A fanboy isn't someone who simply prefers one technology over another. It's someone who ticks off one-or-more of the qualifications shown above. Contrary to what fanboys believe, it's entirely possible to be a fan of something without becoming a mindless automaton that blindly touts it as the Solution For Every Problem.
For example, I really enjoy Citizen Cope. He makes some great music. Seems (from afar) like a pretty cool cat. I've seen him more than a half dozen times in person. Once, I even travelled halfway across the US just to catch one of his more-intimate gigs at a place in NYC called City Winery. But as much as I like him, I'll freely admit that he's not everyone's "cup of tea". Hell, on some days, he's not my cup of tea. And I'm sure-as-hell not gonna try to yell you down because you favor some entirely different artist (or genre) and you don't favor mine. You see, I'm a fan of Citizen Cope. But I'm definitely not a Citizen Cope fanboy.
Why should any of this matter to you?? Well, I'm constantly trying to reassess my premises - and guard against silently sliding into "fanboy territory". Here's why:
Fanboys have no credibility.
If I know, that every damn night, all you want to eat for dinner is McDonald's, then you can be assured that I will never ask you where you want to eat for dinner. What's the point?? I already know what your recommendation will be. And if I don't want to eat at McDonald's, and I'd like to get a nuanced opinion on another restaurant, I can't trust that I'll get that analysis from you. Because you're already over-the-top in romantic love with McDonald's, and you've already shown that you can't evaluate other restaurants objectively. Hell, even if I want to eat at McDonald's, it's almost impossible to get any meaningful advice from you about the menu. Because, in your eyes, McDonald's can do no wrong.
Fanboys are a half step away from being... bullies.
To be fair, I know that "bully" is a very-loaded word. And there are plenty of fanboys out there who never come close to being outright bullies. But sometimes... it's a short leap - because the more you mindlessly love your chosen tech, the easier it is for you to justify being a real jerk when you realize that I've chosen a different tech.
Fanboys are intellectually stagnant.
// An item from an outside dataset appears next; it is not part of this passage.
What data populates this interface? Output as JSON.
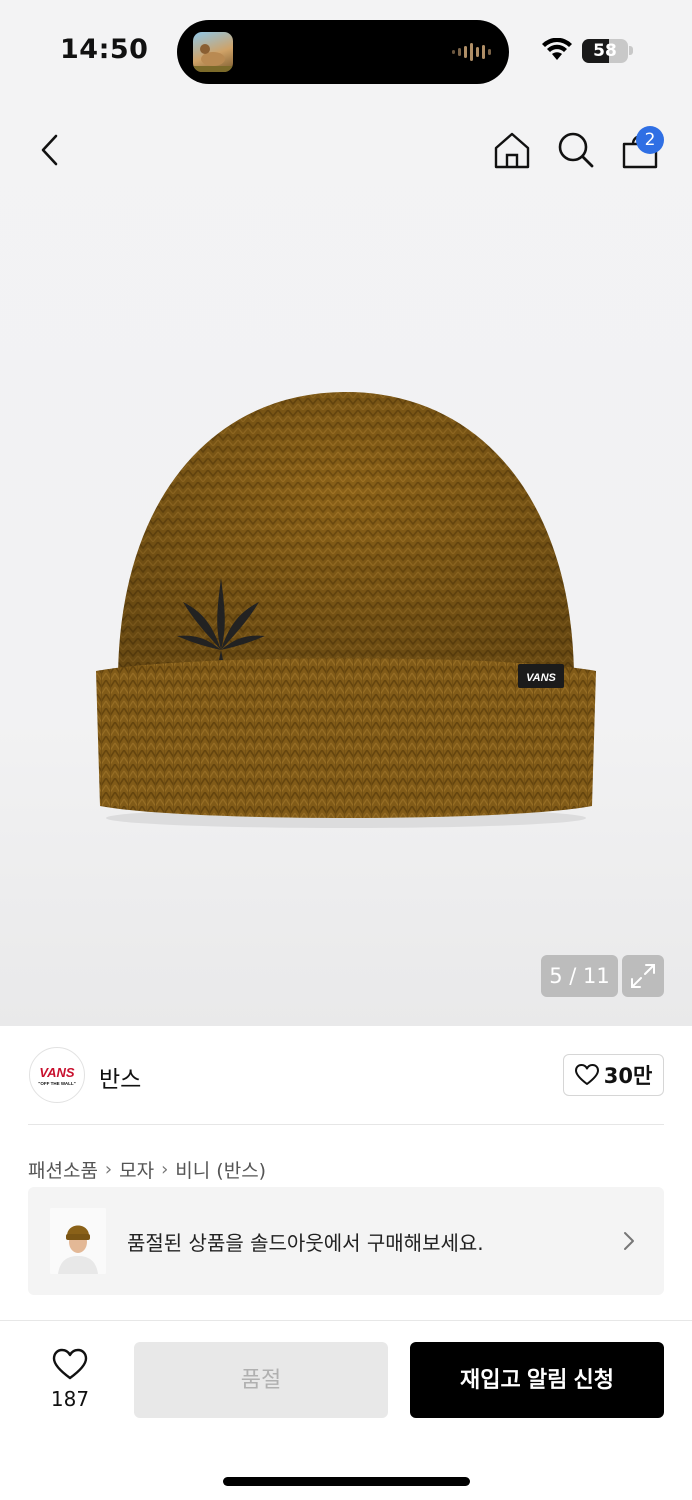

Sure, they might still be learning ever-more-intricate techniques to master their Fanboy Technology of Choice, but they spend very little time trying to learn anything outside their fanboy specialty (other than to bash it). Eventually, they might transfer their fanboying to another tech, but they can almost never be counted on to make a reasoned analysis of all options available to them. And they can rarely speak intelligently about the strengths and weaknesses of other approaches.
Fanboys have a spectacularly-high likelihood of generally being butt-wads (technical term).
Being a fanboy doesn't ensure that you're a Grade A jerk, but mannn... it's amazing how many fanboys are Grade A jerks. Even here, on some of my blog posts, I've been amazed by the arrogant attitude some people can throw at you because you've somehow stepped on some sacred corner of their fanboying. I'm not talking about someone simply disagreeing with me. That's fine. And I've been wrong more times than I could possibly count. I'm talking about someone just being arrogant and rude.
Look. If you've been in tech even 1/4 of the time that I have, it's nearly impossible to avoid ever becoming a fanboy with regard to any particular tech. Sometimes it just... happens. You see that hot new tech. Your colleagues think it's hot, too. Next thing you know, you're sending it text messages throughout the day. Then you're writing it full-fledged fan letters. Then you're getting it tattooed on your arm.
Hey... it happens.
But if you care, at all, about your profession. And if you have any desire whatsoever to grow, and learn, and not become a Royal Douchebag along the way, you should make every possible attempt to avoid becoming a full-on fanboy at all costs.